Monday, June 01, 2009

June 1st, 2009

Chive in Full Bloom...The chives bloomed early and fast this year. I love the fuchsia center. Below...Flowers Galore.
Blossoms Catching Light...Bright!
Globe Onion in Bloom...Honey Bees LOVE onion blossoms!
Cherry Trees Doing Their BROWN ACT...What is up with these trees? Beautiful blooms result in impressive fruit-set, only to be followed by a bizarre brown-out-shrivel-up-and-drop-off act. What gives? Pears. Now there is a reliable fruit for this micro-climate.
The Bees New Hive Stand. New bees too. I am behind in my bee tales. Both hives from last year were a total loss bee-wise. They simply dwindled. Was it CCD, queens short of sperm or what? Both had abundant stores at the time of their demise and I am still at a loss as to the reason. I am looking at using SOLID BOTTOM BOARDS through the next winter, maybe switching over to russians. What you see here are my three packages ordered and installed mid- april. More Italians and one Carniolian (they are from Russian descent). They were installed on the wonderful drawn comb and honey/pollen stores from my previous hives. Overall they are building up fine and in the case of two of them the brood nest is full of eggs/larvae and capped brood. The middle hive has gone through a supersedure, where they replace their queen. This can happen for many different reasons. Learn more bee facts/fancy here! I inspected Wednesday and found 5 queen cells, two of which were so translucent and ready, I swear, I could see the queen through the cap! Some bee-keepers might do a hive split at his point, putting a frame with queen cells and bees, and a frame or two of foundation, into a small nuc. This is to insure that if the remaining queens fail to breed and start laying, they will have a back up. I am down with a bum knee, and am really trying to simplify things. So I am letting nature take its course. If they fail, I will combine them with one of my other hives. So what is happening in there now you may ask??? A lot. By Saturday, at least one queen had hatched and we got to hear her distinctive PIPING. This is a high pitched "peeping" sound made only by virgin queens, and it is a battle cry of sorts.
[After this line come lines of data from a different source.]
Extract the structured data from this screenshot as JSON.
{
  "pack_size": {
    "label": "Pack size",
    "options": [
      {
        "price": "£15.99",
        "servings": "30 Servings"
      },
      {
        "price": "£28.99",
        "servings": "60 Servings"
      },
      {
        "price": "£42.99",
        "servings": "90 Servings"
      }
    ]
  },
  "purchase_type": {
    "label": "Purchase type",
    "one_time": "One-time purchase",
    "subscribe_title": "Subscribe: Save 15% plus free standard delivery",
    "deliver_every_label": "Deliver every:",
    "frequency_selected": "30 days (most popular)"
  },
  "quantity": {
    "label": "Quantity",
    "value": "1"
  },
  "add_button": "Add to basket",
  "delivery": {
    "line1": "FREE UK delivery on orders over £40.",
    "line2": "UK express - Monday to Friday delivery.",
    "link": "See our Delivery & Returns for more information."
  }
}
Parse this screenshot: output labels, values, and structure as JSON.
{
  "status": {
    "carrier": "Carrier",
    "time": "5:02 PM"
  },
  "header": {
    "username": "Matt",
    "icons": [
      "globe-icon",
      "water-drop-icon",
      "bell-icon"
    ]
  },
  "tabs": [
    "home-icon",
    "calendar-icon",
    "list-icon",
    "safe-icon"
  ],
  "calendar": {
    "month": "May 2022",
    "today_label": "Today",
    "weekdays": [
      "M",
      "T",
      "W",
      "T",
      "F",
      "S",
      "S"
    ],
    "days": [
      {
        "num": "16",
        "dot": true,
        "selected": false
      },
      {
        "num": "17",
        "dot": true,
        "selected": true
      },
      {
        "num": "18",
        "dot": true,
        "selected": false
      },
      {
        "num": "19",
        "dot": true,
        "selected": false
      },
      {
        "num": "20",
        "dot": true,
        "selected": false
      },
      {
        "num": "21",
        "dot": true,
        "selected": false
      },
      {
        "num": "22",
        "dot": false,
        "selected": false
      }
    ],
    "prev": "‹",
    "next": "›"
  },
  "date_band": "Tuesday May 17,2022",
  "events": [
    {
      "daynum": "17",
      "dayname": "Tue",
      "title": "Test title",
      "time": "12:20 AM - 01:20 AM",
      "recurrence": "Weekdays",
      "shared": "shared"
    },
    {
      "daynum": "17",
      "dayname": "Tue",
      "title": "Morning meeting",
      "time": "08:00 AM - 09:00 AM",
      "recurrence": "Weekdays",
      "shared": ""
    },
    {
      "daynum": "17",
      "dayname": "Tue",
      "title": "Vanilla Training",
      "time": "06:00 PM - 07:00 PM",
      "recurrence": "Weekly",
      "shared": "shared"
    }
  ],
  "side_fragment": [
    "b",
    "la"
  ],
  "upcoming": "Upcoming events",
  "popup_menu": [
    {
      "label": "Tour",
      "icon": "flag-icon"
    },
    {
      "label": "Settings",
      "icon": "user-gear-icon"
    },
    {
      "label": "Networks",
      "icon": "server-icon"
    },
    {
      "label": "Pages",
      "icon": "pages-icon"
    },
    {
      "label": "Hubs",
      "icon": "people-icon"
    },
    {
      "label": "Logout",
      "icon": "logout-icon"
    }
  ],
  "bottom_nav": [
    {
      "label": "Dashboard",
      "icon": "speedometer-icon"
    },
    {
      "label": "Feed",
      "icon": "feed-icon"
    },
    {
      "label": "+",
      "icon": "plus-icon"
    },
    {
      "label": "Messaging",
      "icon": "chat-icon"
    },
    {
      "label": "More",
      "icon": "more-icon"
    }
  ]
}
We heard her loud and shrill. And we also heard a muffled version, a bit less distinctly. It was the unhatched queens communicating THROUGH the cell to their rival! Typically, the first queen to hatch will systematically kill the unhatched queens. If more than one is able to hatch, they normally will fight to the death with the workers urging them on! The virgin queen continues her piping noises and eventually (within a week) decides to take her first mating flight. The queen then flies to a Drone Congregation Area where the males bees tend to hang out, about 30' up a tree. These are not drones from her own neighborhood though. Nature wants diversity I guess, so, providing the day is sunny and warm, and after an orientation flight or two (to get the location of her hive learned) the queen will travel up to a mile and 1/2 away to mate with up to 10 different drones (...the sex organ of the drone is ripped out during the act, ending his life. ) THEN she has to find her way home again! (which way IS north??) She may be gone several hours. She may go out several days in a row. Once mated, providing she safely finds her way home, she will begin laying eggs and do that task entirely for the course of her relatively long life of 3 years, never to leave the hive again, unless they swarm. So we wait. We curse the cool weather and the clouds, and we listen attentively to the piping from inside the hive. We anticipate her departure and pray for her safe return, and we look forward to the sight of those first precious eggs. If she fails to mate within a week, she would become a drone laying queen. We really need some high pressure weather, and soon!
Blackberry, Looking Innocent and Beautiful. Who knew what destruction it can bring to your landscaping!
Almonds. Great year for almonds.
I have been on a bit of a blogger holiday. I am sad to report that we are already WAY behind in terms of pics and videos around here at the Humboldt-Homestead Blogspot. I have way more flora/fauna pics and too much AWESOME video from our spring field trip to the radical Wild Cat Park (just checked their site btw; they have two new baby African Servals!! too cute! That place was OUR FAVORITE of all touristy things to do in Oregon. Great scene.) Anyway, i probably won't be getting around to that until DECEMBER at the rate i am going!! Bum knee is healing so fast, but not fast enough. Why is that? Blessed with a blessing and still whining. hmmmmm. Going back into the garden to listen some more. I think i mighta missed a message.

1 comment:

kymk said...

Your flowers and photos are beautiful as usual. The chive picture is especially nice

I also like the photo you had in the Independent. Your bees enchant me. I'm sorry the hives didn't do better last year. I hope that this year goes well.